**Records supplied:**

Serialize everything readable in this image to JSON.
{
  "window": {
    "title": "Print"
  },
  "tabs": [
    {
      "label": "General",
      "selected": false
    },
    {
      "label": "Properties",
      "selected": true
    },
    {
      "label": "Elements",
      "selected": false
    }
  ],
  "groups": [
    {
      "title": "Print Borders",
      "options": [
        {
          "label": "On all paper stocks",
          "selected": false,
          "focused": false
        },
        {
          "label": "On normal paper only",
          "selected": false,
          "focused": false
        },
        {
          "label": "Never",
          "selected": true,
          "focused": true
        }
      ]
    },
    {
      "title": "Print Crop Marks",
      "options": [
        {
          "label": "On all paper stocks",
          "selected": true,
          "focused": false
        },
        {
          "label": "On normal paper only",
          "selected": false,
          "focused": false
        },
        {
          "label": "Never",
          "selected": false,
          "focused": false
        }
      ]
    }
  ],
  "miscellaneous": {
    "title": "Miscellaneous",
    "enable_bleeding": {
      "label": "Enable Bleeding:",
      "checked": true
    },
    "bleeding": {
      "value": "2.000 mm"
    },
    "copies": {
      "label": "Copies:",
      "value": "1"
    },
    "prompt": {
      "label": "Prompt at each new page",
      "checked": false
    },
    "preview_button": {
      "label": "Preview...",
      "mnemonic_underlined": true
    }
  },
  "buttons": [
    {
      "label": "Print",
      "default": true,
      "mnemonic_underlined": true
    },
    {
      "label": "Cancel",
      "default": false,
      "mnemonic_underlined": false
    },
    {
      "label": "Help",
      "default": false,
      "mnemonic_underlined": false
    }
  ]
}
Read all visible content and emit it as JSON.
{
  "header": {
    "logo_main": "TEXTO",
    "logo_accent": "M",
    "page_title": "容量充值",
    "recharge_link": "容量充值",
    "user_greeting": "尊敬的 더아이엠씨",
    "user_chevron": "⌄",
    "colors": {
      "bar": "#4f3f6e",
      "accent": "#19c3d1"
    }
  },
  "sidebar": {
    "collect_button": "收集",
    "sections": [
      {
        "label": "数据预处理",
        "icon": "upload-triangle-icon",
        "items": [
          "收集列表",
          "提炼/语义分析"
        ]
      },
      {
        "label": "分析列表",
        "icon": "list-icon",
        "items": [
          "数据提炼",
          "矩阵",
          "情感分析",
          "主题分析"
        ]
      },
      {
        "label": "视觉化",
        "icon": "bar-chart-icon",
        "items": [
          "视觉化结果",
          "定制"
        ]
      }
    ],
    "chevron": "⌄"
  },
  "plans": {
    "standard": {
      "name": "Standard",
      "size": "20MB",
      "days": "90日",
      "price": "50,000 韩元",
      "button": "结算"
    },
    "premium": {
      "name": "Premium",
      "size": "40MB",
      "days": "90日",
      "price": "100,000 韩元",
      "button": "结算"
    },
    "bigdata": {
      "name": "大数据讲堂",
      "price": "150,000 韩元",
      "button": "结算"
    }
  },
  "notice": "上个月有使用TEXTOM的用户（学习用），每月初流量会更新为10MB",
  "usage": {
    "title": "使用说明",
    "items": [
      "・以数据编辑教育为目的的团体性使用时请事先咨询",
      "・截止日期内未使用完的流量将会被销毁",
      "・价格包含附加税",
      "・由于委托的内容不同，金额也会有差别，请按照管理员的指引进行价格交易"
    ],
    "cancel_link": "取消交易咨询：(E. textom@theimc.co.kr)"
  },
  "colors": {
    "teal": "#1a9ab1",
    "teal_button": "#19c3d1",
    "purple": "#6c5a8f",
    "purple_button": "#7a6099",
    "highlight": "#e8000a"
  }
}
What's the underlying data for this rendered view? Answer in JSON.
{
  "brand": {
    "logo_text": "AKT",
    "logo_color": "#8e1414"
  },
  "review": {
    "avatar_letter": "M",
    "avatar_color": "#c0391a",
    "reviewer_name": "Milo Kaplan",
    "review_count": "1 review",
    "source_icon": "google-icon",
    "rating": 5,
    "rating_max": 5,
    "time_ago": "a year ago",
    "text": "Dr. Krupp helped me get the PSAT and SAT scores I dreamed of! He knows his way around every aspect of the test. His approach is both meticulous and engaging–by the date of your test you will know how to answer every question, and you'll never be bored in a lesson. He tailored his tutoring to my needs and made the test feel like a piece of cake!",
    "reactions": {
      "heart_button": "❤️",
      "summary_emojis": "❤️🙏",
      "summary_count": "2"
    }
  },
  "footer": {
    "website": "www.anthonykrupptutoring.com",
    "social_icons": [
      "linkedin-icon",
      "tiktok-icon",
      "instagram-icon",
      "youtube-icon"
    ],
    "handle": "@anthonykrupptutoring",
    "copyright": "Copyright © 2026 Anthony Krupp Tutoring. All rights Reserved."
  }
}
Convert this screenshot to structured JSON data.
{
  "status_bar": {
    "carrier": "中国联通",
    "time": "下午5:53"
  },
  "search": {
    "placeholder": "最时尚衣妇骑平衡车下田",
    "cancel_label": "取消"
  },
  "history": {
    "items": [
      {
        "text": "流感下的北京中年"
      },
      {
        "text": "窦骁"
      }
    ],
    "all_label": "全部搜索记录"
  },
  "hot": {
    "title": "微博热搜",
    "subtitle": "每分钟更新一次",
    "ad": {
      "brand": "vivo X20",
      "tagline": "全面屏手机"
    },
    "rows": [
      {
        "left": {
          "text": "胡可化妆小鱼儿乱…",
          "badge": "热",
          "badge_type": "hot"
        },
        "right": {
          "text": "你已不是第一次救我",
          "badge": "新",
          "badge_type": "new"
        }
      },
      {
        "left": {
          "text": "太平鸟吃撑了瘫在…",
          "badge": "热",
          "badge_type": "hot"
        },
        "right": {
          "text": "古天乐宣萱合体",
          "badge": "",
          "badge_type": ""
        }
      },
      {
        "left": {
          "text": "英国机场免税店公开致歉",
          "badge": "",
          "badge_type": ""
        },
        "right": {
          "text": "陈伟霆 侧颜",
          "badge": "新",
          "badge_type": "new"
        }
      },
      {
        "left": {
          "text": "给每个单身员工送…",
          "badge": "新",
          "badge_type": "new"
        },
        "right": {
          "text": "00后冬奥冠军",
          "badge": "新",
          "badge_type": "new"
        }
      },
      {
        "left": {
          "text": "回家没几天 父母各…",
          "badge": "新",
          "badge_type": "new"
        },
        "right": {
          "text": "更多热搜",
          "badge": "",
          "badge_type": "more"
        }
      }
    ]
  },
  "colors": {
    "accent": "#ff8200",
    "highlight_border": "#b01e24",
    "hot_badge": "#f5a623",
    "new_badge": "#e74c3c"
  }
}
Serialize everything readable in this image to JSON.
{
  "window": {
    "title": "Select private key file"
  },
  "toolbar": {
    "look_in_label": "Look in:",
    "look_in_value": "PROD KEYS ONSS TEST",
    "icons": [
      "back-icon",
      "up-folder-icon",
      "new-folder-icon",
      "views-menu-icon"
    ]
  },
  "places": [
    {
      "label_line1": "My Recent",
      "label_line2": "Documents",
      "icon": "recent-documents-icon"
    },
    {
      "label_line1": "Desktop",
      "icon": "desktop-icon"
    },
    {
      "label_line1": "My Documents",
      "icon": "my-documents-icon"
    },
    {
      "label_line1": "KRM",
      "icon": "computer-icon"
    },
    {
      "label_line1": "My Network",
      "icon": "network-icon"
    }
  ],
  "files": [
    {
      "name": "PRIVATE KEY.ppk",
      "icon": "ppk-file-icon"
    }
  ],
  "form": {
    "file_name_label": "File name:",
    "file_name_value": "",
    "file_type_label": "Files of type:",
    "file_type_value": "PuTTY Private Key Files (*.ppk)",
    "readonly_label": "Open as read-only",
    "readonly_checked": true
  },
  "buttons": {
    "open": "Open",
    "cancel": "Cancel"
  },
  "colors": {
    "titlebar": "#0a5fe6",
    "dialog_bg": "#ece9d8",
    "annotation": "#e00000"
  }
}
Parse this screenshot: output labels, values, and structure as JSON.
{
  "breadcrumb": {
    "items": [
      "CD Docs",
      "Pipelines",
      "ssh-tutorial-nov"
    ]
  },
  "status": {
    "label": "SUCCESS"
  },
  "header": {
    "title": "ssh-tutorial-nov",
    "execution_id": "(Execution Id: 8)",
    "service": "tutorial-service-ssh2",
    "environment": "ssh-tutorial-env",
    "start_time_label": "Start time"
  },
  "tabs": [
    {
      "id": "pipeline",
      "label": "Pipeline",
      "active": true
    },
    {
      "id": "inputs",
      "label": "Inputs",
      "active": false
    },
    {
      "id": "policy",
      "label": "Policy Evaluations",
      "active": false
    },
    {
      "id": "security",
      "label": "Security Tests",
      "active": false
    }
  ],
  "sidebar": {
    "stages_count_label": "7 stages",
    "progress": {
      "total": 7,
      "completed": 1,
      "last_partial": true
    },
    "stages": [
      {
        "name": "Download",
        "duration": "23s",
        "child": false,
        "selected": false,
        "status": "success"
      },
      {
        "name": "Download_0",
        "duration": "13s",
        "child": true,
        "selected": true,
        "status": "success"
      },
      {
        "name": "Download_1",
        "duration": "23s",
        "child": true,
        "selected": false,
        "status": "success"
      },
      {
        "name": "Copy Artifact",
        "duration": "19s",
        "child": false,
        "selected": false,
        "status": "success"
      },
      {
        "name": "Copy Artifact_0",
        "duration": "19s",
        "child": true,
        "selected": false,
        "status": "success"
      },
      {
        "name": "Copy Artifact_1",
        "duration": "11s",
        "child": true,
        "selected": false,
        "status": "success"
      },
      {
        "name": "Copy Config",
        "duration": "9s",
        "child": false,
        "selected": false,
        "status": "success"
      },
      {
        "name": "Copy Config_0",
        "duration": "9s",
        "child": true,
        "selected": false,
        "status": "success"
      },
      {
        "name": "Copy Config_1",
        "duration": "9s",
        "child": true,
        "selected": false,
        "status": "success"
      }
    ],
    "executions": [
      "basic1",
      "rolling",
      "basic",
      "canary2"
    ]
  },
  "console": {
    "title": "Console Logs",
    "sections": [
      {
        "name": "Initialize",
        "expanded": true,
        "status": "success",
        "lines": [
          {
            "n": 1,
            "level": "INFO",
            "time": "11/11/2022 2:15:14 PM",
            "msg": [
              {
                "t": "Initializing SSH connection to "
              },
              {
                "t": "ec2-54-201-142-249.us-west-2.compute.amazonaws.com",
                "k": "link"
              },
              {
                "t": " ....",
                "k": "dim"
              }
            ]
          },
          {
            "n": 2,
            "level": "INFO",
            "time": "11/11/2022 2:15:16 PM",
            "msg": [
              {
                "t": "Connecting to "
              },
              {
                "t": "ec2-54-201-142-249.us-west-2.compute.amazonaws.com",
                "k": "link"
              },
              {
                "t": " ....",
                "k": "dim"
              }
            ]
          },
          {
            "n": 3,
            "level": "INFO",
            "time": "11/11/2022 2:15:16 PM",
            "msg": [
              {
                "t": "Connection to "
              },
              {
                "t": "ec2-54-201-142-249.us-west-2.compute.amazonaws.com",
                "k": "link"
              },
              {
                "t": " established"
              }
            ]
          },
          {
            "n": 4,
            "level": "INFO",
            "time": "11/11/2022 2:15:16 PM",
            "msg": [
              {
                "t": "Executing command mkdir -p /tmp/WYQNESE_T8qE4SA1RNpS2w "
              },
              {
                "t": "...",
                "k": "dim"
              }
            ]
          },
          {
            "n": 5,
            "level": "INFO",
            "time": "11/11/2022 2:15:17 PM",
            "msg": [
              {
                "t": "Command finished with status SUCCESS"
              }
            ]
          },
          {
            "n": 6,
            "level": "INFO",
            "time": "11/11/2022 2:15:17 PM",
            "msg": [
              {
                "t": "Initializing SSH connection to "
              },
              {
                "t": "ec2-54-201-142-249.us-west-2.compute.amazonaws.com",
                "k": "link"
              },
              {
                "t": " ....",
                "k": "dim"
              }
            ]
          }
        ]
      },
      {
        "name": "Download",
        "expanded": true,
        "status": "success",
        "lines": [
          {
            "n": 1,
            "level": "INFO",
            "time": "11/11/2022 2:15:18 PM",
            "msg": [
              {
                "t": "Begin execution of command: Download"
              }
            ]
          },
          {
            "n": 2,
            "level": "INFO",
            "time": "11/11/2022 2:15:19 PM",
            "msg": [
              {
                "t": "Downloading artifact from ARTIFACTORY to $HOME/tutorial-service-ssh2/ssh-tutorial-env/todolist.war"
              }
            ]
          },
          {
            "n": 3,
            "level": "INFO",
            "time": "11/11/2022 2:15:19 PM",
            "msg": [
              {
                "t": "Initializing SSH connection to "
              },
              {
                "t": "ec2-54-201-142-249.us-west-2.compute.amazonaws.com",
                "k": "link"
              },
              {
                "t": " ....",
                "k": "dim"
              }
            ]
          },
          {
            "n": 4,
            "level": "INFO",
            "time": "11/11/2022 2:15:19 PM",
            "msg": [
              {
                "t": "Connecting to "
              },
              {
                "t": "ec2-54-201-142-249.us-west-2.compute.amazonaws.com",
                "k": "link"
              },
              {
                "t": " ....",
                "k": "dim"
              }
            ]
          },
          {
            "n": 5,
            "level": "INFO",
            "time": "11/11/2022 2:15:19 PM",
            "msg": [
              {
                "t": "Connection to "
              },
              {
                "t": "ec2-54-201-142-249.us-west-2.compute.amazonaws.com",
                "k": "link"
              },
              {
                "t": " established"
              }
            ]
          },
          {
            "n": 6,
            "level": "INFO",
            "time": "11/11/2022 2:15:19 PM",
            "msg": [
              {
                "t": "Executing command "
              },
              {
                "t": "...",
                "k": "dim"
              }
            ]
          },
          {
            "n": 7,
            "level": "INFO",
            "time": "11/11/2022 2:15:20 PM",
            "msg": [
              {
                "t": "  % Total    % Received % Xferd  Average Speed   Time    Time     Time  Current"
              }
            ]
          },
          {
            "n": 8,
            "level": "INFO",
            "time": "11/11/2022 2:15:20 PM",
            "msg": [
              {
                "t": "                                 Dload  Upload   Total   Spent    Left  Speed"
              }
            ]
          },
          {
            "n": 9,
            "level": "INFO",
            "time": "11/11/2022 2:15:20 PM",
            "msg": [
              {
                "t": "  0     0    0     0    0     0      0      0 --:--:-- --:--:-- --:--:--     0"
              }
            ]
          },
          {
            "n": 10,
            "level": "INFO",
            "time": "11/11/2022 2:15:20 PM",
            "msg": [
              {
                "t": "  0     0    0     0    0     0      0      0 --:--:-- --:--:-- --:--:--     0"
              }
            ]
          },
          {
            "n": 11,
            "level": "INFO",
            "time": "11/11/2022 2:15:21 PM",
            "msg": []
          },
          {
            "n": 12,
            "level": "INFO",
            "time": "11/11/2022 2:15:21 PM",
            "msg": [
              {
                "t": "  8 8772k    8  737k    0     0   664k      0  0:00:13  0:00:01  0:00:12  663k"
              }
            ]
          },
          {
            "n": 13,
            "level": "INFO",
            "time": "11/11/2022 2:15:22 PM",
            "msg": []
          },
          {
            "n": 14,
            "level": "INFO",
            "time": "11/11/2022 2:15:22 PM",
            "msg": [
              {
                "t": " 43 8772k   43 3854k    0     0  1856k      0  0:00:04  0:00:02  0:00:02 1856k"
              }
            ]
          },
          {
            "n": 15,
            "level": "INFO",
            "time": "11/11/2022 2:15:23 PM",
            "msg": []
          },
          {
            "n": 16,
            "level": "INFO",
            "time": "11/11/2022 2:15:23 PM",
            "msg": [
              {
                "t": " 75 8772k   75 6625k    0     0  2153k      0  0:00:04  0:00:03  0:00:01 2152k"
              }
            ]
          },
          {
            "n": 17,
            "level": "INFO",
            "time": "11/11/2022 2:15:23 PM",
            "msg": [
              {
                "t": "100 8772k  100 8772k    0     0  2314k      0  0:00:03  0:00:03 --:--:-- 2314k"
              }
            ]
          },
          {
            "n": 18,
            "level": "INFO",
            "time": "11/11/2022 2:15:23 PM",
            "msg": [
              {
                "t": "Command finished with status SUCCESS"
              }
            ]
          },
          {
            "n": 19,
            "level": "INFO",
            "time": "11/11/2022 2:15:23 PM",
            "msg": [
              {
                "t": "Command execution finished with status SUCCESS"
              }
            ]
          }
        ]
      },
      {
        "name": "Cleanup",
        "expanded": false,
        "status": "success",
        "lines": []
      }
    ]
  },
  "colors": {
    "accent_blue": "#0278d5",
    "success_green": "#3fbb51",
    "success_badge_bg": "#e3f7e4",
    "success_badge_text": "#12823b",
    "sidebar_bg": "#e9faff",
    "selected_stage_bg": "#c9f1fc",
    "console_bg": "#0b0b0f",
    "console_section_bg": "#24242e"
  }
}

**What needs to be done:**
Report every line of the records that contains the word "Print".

**Response to the exercise:**
    "title": "Print"
      "title": "Print Borders",
      "title": "Print Crop Marks",
      "label": "Print",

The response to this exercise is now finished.